A recent YouGov reports suggests pressure on household finances means many families are spending less on meat and poultry than they did a year ago, and they are also attempting to become more versatile in order to make what they buy stretch further.
Almost a fifth (17%) say they eat less red meat compared to a year ago. Just over one in 10 (11%) say they have less poultry. Of those who are eating less or attempting to cut back, 46% say this is because meat and poultry are now more expensive. A third (33%) say they cannot afford to buy as much meat and poultry as they did a year ago.

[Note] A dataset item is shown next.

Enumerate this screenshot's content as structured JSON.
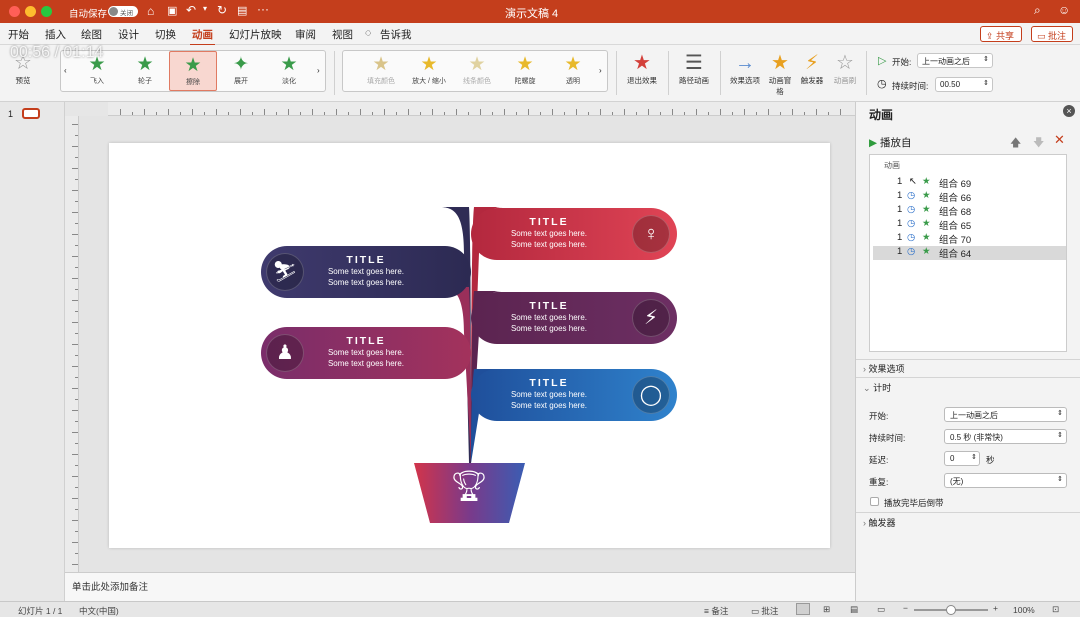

Buying and cooking habits have also changed for many. Just less than one in five (19%) say they now buy more meat and poultry so then can cook from scratch. 17% say they buy cheaper or value cuts and a tenth (10%) say they buy cheaper brands. However, only 4% say they buy more ready-to-cook products and ready meals.
Compared to a year ago, 16% of meat eaters say they have become more experimental with cooking as they look to encompass different cuts and types of meat and poultry, while 13% of adults say they use a wider range of cuts than they used to. The same amount say they try to use recipes which require less meat and poultry or substitute in more vegetables or other ingredients.
Value for money is crucial for those buying meat and poultry, 72% of meat eaters say this is an important consideration. That the food ‘looks good’ is a factor for over almost a third (65%), as was ‘high quality’ (64%) and ‘tastes good’ (59%), highlighting that although many families are cutting back when shopping, they still want to buy a quality product.
The report also assessed the impact of last year’s horse meat scandal. Just below half say it has had no effect on what they eat. 13% say they stopped eating affected food only for the period of the scare, while 8% say they have not eaten the affected food since the news emerged. The implication is that the risk was not was regarded as enough to motivate change for the majority.
YouGov UK research manager, Tom Rees, said: “Pressure on household food budgets has encouraged many to trade down in terms of price points or cuts in order to stretch household spending further. At the same time there has been a rise in the proportion of consumers choosing to cook from scratch rather than buy meals outside the home or to choose more prepared foods such as ready meals.
“With the ongoing squeeze in household food spending it seems likely that the focus for meat and poultry buyers will continue to be on perceived value for money.”